In the Spring of 1913, a French company, L'Aluminium Français, began work on a dam at the narrows of the Yadkin River--it becomes the Pee Dee River a few miles downstream--to provide power for a smelter. A town to house the company's workers was to be built beside the newly-formed lake and named for company president, Adrien Badin.

After the outbreak of World War I, the company's credit lines were redirected toward the war effort, ending the construction project at Badin. The Mellon Company of Pittsburgh, Pennsylvania, with its aluminum monopoly, the Aluminum Company of America (ALCOA), bought the half-finished company town in November, 1915.

The French had completed a few plant buildings, a clubhouse for single male employees and visitors, a plant manager's residence, and single family residences along Henderson Street. Work had begun on 150 apartments, but this was not resumed for three years. At this time, bungalows were built along Tallassee Street, cottages on Pine Street, and a women's annex added to the main clubhouse.

By 1917, Badin was a permanent settlement with a hospital, a 20-room school, a large theatre, and several brick commercial buildings. It was somewhat unusual in the state in that it offered housing and cultural facilities for black workers.

With the automobiles and improved roads of the 1920's, many Badin workers moved to larger towns and the population of Badin shrank from 5,000 in 1926 to just under 2,000 residents today. In 1983, Badin was placed on the National Register of Historic Places and in 1990, the town was incorporated.

Today, this peaceful village with its picket fences and well-tended gardens provides a rare look at the characteristics common to many of the state's company towns with the added attraction of its unique French Colonial architecture.
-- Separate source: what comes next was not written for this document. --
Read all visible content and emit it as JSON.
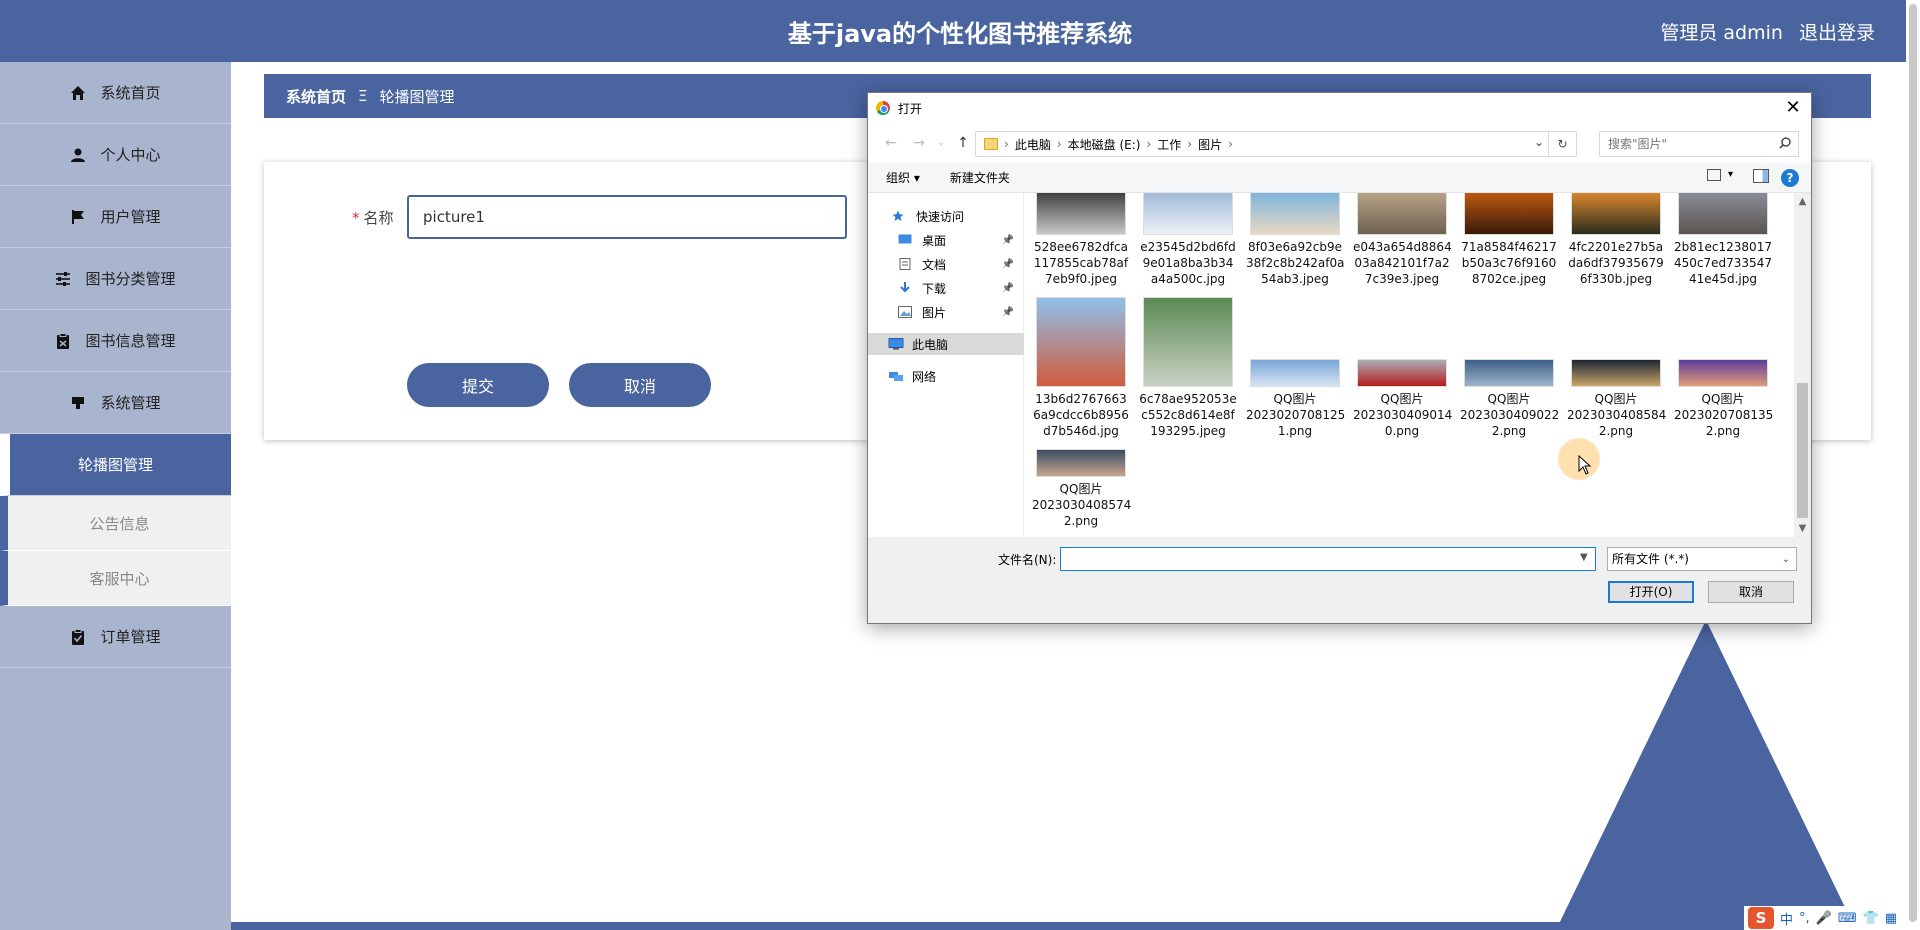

Text adapted from the Badin brochure.


A French-Flavored Town at the Foot of the Uwharries